| Action item |
Out of the records below, copy all lines in which the word "true" occurs.

------

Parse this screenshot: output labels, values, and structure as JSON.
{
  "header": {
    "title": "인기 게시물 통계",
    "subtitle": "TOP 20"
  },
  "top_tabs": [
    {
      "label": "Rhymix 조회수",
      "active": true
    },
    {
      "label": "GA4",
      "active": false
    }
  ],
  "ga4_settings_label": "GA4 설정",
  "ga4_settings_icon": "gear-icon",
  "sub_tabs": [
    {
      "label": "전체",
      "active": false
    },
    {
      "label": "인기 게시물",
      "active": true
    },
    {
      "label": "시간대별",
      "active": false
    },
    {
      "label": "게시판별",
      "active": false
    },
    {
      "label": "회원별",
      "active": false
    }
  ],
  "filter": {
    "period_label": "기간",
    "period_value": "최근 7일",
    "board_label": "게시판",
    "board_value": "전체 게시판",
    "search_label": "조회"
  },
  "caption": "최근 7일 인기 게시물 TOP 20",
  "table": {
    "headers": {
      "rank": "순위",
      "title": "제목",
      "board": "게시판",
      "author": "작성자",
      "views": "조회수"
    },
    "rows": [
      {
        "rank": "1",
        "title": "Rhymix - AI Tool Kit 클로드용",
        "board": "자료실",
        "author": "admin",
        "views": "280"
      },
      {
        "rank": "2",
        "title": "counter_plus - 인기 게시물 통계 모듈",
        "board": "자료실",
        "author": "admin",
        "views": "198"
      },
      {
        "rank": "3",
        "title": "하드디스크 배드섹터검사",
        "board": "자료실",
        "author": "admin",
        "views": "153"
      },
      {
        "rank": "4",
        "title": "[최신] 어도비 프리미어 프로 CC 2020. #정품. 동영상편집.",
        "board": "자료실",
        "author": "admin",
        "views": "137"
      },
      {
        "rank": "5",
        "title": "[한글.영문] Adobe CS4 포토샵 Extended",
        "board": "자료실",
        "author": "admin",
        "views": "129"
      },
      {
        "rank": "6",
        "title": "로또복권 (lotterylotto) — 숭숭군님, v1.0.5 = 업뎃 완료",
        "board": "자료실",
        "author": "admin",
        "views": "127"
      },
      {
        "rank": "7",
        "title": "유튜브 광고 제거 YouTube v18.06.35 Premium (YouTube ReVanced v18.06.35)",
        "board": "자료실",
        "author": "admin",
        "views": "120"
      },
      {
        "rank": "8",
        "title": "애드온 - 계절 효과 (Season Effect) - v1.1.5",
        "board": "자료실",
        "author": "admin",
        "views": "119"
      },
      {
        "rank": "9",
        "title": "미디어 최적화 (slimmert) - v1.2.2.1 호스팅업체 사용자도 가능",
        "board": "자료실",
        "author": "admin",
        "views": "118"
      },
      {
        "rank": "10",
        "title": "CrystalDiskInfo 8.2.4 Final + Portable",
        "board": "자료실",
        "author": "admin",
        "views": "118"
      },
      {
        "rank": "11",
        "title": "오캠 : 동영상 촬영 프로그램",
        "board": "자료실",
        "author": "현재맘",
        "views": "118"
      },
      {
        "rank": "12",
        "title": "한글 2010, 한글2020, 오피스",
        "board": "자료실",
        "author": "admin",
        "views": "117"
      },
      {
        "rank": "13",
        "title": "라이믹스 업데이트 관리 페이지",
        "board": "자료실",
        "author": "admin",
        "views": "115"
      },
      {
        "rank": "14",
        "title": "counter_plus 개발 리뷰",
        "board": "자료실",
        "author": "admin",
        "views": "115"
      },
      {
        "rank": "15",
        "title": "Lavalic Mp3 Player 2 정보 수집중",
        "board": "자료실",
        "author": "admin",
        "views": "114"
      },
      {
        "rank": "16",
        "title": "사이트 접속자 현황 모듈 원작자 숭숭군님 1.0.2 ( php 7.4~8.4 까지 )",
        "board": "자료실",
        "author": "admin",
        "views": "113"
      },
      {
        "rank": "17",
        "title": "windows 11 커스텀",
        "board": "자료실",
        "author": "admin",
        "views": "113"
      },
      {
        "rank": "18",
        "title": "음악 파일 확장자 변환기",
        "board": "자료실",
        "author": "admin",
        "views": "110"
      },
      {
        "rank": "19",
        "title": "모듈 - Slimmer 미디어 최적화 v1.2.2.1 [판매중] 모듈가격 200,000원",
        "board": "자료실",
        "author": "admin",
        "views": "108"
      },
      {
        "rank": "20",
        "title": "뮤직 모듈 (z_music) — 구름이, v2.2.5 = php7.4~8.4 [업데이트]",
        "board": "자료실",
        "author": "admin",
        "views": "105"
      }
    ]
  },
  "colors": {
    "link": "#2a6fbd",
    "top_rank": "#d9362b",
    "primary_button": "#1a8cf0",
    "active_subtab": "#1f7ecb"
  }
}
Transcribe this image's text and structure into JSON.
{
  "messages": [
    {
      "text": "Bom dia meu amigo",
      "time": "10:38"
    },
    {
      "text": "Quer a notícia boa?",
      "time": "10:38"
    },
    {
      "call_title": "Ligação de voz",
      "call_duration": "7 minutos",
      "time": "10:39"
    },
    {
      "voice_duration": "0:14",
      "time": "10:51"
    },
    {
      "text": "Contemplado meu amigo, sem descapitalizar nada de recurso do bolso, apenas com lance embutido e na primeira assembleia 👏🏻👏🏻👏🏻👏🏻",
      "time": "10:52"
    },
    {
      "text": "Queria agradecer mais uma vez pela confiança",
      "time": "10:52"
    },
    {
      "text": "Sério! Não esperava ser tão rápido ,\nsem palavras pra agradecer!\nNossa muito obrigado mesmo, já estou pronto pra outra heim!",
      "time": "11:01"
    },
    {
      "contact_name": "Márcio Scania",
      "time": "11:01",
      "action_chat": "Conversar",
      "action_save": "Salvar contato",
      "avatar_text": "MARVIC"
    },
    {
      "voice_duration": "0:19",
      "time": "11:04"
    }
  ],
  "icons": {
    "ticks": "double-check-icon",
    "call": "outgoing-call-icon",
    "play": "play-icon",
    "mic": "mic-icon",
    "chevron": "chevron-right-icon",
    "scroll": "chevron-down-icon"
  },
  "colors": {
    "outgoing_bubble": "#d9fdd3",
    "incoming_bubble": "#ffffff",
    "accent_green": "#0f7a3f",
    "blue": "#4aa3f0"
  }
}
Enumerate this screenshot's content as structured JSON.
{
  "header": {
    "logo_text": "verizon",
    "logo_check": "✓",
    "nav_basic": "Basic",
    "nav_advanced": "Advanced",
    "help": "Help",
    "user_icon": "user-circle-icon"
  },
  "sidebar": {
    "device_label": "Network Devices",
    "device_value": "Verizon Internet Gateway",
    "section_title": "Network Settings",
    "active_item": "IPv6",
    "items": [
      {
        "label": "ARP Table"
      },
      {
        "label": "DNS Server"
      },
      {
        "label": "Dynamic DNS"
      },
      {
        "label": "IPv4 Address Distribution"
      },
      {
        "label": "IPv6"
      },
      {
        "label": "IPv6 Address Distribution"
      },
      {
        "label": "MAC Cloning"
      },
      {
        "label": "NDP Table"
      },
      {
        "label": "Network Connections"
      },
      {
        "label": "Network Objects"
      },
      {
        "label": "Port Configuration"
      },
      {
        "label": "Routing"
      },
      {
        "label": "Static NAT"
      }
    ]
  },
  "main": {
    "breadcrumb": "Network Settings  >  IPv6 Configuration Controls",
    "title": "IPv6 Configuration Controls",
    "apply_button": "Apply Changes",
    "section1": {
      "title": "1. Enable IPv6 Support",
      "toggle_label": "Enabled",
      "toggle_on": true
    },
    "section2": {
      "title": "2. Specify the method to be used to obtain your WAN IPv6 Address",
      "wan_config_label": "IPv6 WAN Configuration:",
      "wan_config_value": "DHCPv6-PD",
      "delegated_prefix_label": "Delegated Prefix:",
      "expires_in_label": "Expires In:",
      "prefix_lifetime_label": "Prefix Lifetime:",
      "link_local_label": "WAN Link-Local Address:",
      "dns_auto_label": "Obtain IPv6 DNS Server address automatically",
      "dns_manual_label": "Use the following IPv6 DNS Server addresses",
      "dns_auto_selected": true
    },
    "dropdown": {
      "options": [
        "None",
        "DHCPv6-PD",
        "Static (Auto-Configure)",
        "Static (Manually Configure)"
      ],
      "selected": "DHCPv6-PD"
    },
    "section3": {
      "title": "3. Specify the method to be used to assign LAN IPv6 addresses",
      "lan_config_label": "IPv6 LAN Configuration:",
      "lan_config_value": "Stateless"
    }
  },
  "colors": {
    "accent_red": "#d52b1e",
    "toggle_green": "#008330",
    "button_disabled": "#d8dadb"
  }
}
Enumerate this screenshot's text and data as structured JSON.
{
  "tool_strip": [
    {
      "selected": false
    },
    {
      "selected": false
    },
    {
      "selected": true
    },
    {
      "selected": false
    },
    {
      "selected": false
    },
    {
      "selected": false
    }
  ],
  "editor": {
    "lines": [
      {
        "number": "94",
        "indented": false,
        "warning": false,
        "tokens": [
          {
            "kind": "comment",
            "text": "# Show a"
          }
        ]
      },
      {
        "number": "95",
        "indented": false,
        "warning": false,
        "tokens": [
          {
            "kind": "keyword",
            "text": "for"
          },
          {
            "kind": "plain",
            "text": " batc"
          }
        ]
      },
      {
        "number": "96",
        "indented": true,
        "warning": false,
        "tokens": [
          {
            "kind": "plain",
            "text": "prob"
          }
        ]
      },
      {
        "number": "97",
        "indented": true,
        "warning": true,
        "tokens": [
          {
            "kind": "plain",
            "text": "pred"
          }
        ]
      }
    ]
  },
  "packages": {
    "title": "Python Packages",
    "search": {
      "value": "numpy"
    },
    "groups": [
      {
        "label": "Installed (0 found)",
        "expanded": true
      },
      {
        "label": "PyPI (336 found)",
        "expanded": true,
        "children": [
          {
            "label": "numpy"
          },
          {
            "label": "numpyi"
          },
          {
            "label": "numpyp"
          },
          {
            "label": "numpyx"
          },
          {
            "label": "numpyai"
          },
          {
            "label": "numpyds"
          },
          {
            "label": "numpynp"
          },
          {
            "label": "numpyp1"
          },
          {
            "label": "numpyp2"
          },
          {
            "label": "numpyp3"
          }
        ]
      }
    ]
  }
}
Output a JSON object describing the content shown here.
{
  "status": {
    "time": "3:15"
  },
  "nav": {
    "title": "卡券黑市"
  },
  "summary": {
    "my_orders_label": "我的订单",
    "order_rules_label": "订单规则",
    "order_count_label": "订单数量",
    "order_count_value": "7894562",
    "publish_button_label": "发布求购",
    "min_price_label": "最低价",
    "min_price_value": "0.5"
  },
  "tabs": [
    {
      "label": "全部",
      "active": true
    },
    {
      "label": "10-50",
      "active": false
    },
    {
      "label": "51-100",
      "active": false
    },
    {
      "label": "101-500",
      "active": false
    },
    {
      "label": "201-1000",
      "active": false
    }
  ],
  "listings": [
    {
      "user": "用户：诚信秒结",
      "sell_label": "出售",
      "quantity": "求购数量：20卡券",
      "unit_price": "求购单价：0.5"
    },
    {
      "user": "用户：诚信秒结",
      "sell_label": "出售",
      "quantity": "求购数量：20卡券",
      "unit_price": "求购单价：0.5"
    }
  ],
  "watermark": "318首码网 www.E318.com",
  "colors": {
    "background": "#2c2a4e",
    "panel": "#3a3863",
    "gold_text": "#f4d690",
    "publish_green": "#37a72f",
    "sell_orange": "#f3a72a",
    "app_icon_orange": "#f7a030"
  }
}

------

| Task result |
      "active": true
      "active": true
      "toggle_on": true
      "dns_auto_selected": true
      "selected": true
        "indented": true,
        "indented": true,
        "warning": true,
        "expanded": true
        "expanded": true,
      "active": true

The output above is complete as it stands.